«Closure of practice»: this is Freud’s diary entry on August 1, 1939, after an attack of cardiac asthma. His appetite vanishes, the pain increases. In September, his health goes into rapid decline. Freud moves into his study for his sickbed, with a view of the roses in the garden. After a morphine injection, Freud goes into a coma and dies in the early hours of September 23, 1939. «Till the end, in the few hours or, in the end, minutes of the day when he was not overpowered by sleep or pain, he was completely himself,» his daughter-in- law Lucie writes in a letter of Freud’s last days.
His cremation and interment take place on September 26 at Golders Green Crematorium. Ernest Jones reads a eulogy in English, then Stefan Zweig speaks: «Each of us would think, judge, feel, more narrowly, less freely, less justly without his thinking ahead of us, without this powerful inward stimulus he has given us» (Stefan Zweig, 1939).

A Book with Five Pages

«We are like a book. Alexander and I are the covers; Anna, Rosa, Mitzi, Pauli, Dolfi are the five pages,» 11-year-old Freud says about his siblings. All of the daughters receive an education, which is unusual for the time: Anna is one of the first Jewish teachers in Vienna; Rosa is the director of a private school for fine embroidery; Marie («Mitzi») learns bookkeeping; Pauline («Pauli») is also a fine embroidress; and Adolfine («Dolfi») cares for their parents.
Alexander earns the title of «imperial councillor« for his work as a railroad expert and editor of the journal Allgemeiner Tarif-Anzeiger. For many years, he is a beloved travel companion to his older brother. The letters that the siblings exchange reveal both intimate as well as distant relationships: Freud describes Rosa, who lives on Berggasse 19 until 1908, and Dolfi as his favorite sisters. On the other hand, when Anna moved to the United States and Marie to Berlin, Freud feels relieved. Pauline is rarely mentioned, and when she is, Freud refers to her as the aunt of his children.

The Murder of the Sisters

Robbed of their fundamental rights, exposed to repressive financial measures and bodily harm, thousands of Jewish Austrians try to leave the country in the late 1930s. Sigmund and Alexander Freud are able to emigrate with their families; their elderly sisters Adolfine, Marie, Pauline, and Rosa stay behind in Vienna.
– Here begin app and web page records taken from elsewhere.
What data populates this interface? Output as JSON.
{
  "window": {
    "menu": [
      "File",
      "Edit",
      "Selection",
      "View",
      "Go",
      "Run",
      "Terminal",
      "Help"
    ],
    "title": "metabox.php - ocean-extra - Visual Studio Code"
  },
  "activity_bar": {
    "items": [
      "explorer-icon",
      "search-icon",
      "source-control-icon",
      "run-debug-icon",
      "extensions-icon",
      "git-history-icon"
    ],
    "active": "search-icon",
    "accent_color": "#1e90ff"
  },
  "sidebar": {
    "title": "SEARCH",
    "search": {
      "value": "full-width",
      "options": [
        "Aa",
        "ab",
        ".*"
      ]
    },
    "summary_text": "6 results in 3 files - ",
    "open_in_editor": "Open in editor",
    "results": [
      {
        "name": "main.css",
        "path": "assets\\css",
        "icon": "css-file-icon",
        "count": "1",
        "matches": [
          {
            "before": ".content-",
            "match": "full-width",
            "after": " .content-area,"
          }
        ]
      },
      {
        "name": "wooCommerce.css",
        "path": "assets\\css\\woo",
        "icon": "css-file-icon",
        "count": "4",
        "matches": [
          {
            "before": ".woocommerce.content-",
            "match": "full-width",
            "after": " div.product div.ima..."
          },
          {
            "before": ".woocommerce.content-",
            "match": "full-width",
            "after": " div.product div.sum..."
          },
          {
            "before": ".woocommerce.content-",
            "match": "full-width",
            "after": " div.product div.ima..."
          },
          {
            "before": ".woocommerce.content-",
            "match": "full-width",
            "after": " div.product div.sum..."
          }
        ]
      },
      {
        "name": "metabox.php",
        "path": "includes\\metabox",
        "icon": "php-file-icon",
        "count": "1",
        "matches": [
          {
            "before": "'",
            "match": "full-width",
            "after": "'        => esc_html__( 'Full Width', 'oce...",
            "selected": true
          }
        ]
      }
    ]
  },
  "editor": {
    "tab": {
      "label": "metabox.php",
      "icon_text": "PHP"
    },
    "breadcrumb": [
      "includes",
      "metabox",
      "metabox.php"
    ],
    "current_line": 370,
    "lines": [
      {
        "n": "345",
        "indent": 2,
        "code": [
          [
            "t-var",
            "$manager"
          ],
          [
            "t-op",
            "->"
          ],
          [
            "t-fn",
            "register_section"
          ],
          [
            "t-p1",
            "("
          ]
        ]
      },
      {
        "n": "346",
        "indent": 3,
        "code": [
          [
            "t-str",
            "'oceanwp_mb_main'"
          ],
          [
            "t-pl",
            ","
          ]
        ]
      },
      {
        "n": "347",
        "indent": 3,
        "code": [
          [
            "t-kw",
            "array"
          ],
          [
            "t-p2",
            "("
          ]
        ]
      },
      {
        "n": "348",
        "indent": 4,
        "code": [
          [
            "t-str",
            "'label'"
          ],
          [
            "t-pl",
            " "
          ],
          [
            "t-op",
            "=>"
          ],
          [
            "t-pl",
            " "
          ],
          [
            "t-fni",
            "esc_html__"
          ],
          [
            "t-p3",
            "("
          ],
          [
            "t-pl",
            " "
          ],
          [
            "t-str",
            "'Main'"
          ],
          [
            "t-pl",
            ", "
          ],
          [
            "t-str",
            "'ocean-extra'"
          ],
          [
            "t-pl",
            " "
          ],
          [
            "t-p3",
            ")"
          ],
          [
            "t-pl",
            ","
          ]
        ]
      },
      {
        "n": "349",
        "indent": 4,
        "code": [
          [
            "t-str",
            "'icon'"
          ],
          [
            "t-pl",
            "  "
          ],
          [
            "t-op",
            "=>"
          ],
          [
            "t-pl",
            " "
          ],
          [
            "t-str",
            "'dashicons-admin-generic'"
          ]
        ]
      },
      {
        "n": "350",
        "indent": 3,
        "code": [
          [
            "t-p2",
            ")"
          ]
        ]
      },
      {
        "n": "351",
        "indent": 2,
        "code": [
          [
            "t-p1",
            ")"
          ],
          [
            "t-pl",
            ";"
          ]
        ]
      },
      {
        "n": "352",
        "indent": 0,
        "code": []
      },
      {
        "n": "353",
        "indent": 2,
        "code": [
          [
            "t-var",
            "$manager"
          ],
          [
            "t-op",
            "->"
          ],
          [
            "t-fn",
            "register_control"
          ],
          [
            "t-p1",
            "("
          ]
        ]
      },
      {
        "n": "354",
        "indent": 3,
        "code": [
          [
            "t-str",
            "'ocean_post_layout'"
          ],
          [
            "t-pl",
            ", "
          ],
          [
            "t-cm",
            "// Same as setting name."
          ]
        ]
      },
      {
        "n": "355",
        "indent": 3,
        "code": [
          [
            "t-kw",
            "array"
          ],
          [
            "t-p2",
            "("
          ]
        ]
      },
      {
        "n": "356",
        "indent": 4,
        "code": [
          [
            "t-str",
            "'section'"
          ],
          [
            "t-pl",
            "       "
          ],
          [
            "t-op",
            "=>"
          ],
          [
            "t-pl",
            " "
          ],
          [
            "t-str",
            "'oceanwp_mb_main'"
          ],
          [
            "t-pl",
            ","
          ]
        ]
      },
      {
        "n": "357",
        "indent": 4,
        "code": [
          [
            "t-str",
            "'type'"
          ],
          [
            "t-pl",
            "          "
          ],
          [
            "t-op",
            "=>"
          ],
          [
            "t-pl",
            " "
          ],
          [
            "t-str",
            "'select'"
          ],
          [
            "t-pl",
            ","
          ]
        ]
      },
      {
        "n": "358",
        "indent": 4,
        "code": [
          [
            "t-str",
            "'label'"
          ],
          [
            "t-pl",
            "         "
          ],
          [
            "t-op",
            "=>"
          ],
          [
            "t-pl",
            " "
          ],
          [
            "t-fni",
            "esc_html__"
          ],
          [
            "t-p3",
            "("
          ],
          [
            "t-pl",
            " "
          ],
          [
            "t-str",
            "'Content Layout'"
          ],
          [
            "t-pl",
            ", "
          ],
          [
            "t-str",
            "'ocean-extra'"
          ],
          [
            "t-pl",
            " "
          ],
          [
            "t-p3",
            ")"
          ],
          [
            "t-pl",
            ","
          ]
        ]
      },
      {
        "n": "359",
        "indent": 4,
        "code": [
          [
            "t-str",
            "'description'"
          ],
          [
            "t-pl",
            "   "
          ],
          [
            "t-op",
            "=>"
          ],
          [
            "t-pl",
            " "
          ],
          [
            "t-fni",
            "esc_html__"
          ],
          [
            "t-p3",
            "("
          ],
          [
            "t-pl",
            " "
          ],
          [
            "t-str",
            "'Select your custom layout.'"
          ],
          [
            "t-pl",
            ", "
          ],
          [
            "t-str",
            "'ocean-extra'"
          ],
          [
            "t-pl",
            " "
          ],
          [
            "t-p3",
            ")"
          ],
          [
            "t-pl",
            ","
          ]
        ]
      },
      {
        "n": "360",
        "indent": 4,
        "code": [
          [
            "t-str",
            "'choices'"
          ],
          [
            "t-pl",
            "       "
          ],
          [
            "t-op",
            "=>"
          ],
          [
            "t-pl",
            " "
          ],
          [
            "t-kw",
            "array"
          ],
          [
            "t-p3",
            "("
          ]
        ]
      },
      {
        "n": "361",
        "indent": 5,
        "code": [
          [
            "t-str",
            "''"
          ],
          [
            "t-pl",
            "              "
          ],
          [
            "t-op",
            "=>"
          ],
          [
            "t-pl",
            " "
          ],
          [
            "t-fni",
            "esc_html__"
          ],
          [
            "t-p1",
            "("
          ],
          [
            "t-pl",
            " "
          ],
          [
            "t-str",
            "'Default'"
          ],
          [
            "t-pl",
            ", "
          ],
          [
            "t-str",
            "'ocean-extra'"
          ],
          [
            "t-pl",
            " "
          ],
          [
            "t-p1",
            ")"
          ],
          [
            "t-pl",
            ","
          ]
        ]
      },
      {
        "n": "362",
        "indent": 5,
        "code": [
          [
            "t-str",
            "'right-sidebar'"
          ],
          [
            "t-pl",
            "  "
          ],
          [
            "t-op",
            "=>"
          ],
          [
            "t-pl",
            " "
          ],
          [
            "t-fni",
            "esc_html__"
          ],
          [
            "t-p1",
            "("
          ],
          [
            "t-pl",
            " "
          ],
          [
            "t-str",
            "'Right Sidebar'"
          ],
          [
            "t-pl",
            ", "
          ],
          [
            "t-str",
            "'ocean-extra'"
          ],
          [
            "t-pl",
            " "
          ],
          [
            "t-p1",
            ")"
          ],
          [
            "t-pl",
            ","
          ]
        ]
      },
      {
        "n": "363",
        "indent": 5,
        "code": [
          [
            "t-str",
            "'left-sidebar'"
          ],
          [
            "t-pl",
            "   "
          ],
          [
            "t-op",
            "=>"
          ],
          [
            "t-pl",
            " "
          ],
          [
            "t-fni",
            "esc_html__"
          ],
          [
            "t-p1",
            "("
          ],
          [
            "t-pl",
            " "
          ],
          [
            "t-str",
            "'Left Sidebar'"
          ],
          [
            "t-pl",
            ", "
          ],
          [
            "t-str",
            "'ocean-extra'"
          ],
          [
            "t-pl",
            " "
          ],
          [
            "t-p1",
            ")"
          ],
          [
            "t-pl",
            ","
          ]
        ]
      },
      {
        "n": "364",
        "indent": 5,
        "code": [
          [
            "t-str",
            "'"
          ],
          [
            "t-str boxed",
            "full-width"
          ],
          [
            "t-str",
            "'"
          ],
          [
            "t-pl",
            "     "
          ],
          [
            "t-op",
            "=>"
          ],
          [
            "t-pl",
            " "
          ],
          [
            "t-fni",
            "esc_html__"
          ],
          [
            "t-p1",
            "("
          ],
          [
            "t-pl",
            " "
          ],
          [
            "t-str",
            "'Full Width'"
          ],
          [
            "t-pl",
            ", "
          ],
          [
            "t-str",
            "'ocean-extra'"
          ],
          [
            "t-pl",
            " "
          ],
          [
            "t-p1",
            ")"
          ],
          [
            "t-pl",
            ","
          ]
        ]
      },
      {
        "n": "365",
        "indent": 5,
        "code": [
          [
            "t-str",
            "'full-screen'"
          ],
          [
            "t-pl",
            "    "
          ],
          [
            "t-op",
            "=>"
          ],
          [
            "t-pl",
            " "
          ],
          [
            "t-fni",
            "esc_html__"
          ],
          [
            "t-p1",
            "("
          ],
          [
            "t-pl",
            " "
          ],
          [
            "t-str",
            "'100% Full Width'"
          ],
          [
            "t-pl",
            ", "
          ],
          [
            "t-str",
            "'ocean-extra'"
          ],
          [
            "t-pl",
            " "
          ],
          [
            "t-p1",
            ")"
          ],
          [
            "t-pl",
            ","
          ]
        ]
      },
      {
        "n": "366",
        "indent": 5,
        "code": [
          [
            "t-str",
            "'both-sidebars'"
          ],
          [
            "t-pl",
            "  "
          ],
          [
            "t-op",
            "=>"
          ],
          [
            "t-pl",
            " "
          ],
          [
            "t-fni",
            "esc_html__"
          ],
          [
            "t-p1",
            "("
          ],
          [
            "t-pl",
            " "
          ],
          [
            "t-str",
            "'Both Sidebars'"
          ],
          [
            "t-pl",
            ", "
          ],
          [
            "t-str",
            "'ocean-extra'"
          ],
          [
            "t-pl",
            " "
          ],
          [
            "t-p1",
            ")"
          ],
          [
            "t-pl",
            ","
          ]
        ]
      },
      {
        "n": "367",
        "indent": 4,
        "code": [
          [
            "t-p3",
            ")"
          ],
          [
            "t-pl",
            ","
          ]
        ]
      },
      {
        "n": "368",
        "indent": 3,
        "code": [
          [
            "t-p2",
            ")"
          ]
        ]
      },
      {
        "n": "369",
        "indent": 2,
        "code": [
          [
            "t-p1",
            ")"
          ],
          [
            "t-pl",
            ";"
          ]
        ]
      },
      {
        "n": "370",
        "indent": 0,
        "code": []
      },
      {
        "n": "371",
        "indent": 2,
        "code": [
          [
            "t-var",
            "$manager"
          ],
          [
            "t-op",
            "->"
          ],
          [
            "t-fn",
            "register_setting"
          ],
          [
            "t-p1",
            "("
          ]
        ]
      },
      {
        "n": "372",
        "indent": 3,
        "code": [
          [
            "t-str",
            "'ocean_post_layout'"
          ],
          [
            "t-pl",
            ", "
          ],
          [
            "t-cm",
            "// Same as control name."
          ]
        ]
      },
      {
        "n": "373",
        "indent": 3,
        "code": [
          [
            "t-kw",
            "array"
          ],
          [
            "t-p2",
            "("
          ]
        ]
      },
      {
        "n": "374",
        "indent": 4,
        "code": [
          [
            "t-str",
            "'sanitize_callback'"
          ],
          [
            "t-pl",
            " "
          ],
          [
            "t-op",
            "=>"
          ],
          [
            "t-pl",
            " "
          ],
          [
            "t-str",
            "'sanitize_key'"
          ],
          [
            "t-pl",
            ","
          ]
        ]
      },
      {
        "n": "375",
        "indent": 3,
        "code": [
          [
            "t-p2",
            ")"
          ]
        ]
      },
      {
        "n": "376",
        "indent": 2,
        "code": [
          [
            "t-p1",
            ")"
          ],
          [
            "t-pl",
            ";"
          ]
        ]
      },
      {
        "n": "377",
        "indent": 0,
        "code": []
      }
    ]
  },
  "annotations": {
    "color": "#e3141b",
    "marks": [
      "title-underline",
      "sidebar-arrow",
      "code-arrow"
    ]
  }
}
The funds they receive from their family for their financial security are quickly exhausted by an increasing list of taxes put into place by the Nazis.
Displaced from their apartments, they are ordered to move to one of the many group apartments in which Jews are forced to live in highly confined spaces, and eventually to a Jewish retirement home. In the summer of 1942, the sisters are deported to Theresienstadt where Adolfine dies on September 29th. Marie, Pauline, and Rosa are murdered only a few hours into their arrival at Treblinka, where they are deported to on the 23rd and 29th of September. The rest of the family only finds out about their fate through a letter sent by the Red Cross in 1946.